* **INSTRUCTIONS FOR THE TASK**
Restate word for word every entry that appears below, skipping its pictures.

* **LISTED RECORDS**
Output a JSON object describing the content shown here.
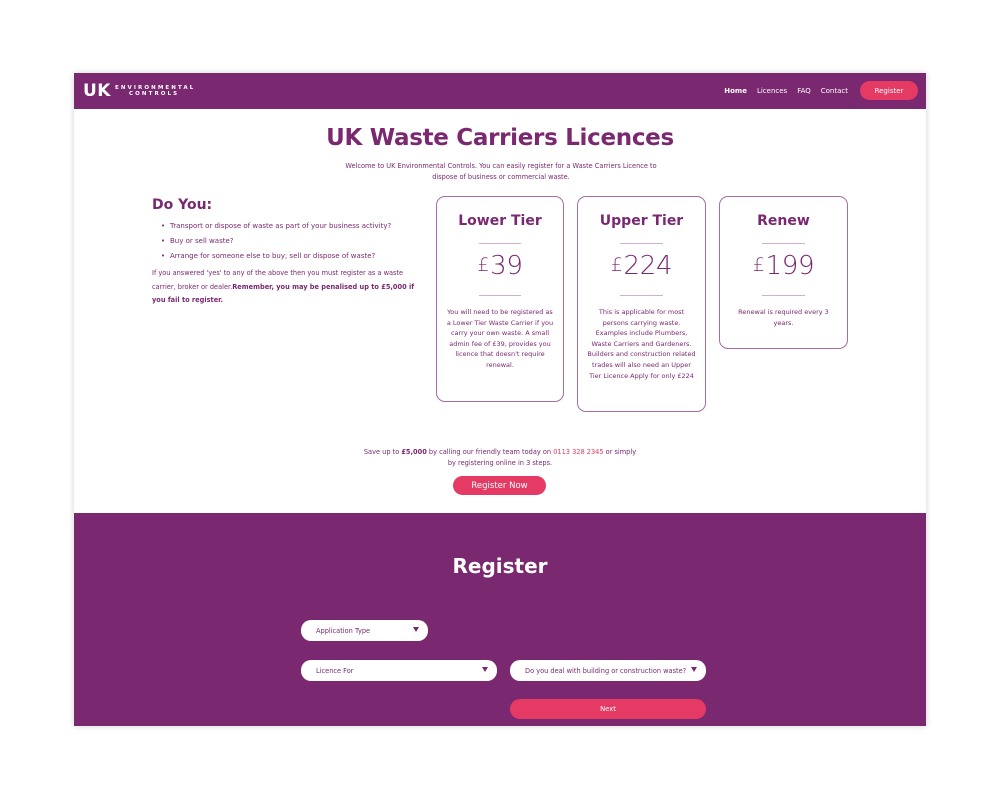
{
  "logo": {
    "uk": "UK",
    "line1": "ENVIRONMENTAL",
    "line2": "CONTROLS"
  },
  "nav": {
    "items": [
      "Home",
      "Licences",
      "FAQ",
      "Contact"
    ],
    "register_label": "Register"
  },
  "hero": {
    "title": "UK Waste Carriers Licences",
    "welcome": "Welcome to UK Environmental Controls. You can easily register for a Waste Carriers Licence to dispose of business or commercial waste."
  },
  "doyou": {
    "title": "Do You:",
    "items": [
      "Transport or dispose of waste as part of your business activity?",
      "Buy or sell waste?",
      "Arrange for someone else to buy, sell or dispose of waste?"
    ],
    "note": "If you answered 'yes' to any of the above then you must register as a waste carrier, broker or dealer.",
    "note_bold": "Remember, you may be penalised up to £5,000 if you fail to register."
  },
  "cards": [
    {
      "title": "Lower Tier",
      "currency": "£",
      "price": "39",
      "desc": "You will need to be registered as a Lower Tier Waste Carrier if you carry your own waste. A small admin fee of £39, provides you licence that doesn't require renewal."
    },
    {
      "title": "Upper Tier",
      "currency": "£",
      "price": "224",
      "desc": "This is applicable for most persons carrying waste. Examples include Plumbers, Waste Carriers and Gardeners. Builders and construction related trades will also need an Upper Tier Licence Apply for only £224"
    },
    {
      "title": "Renew",
      "currency": "£",
      "price": "199",
      "desc": "Renewal is required every 3 years."
    }
  ],
  "save": {
    "prefix": "Save up to ",
    "amount": "£5,000",
    "middle": " by calling our friendly team today on ",
    "phone": "0113 328 2345",
    "suffix": " or simply by registering online in 3 steps.",
    "button": "Register Now"
  },
  "register": {
    "title": "Register",
    "application_type": "Application Type",
    "licence_for": "Licence For",
    "construction_question": "Do you deal with building or construction waste?",
    "next_label": "Next"
  },
  "colors": {
    "brand_purple": "#7a2870",
    "accent_pink": "#e43a64"
  }
}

* **PROBLEM SOLUTION**
Output a JSON object describing the content shown here.
{
  "logo": {
    "uk": "UK",
    "line1": "ENVIRONMENTAL",
    "line2": "CONTROLS"
  },
  "nav": {
    "items": [
      "Home",
      "Licences",
      "FAQ",
      "Contact"
    ],
    "register_label": "Register"
  },
  "hero": {
    "title": "UK Waste Carriers Licences",
    "welcome": "Welcome to UK Environmental Controls. You can easily register for a Waste Carriers Licence to dispose of business or commercial waste."
  },
  "doyou": {
    "title": "Do You:",
    "items": [
      "Transport or dispose of waste as part of your business activity?",
      "Buy or sell waste?",
      "Arrange for someone else to buy, sell or dispose of waste?"
    ],
    "note": "If you answered 'yes' to any of the above then you must register as a waste carrier, broker or dealer.",
    "note_bold": "Remember, you may be penalised up to £5,000 if you fail to register."
  },
  "cards": [
    {
      "title": "Lower Tier",
      "currency": "£",
      "price": "39",
      "desc": "You will need to be registered as a Lower Tier Waste Carrier if you carry your own waste. A small admin fee of £39, provides you licence that doesn't require renewal."
    },
    {
      "title": "Upper Tier",
      "currency": "£",
      "price": "224",
      "desc": "This is applicable for most persons carrying waste. Examples include Plumbers, Waste Carriers and Gardeners. Builders and construction related trades will also need an Upper Tier Licence Apply for only £224"
    },
    {
      "title": "Renew",
      "currency": "£",
      "price": "199",
      "desc": "Renewal is required every 3 years."
    }
  ],
  "save": {
    "prefix": "Save up to ",
    "amount": "£5,000",
    "middle": " by calling our friendly team today on ",
    "phone": "0113 328 2345",
    "suffix": " or simply by registering online in 3 steps.",
    "button": "Register Now"
  },
  "register": {
    "title": "Register",
    "application_type": "Application Type",
    "licence_for": "Licence For",
    "construction_question": "Do you deal with building or construction waste?",
    "next_label": "Next"
  },
  "colors": {
    "brand_purple": "#7a2870",
    "accent_pink": "#e43a64"
  }
}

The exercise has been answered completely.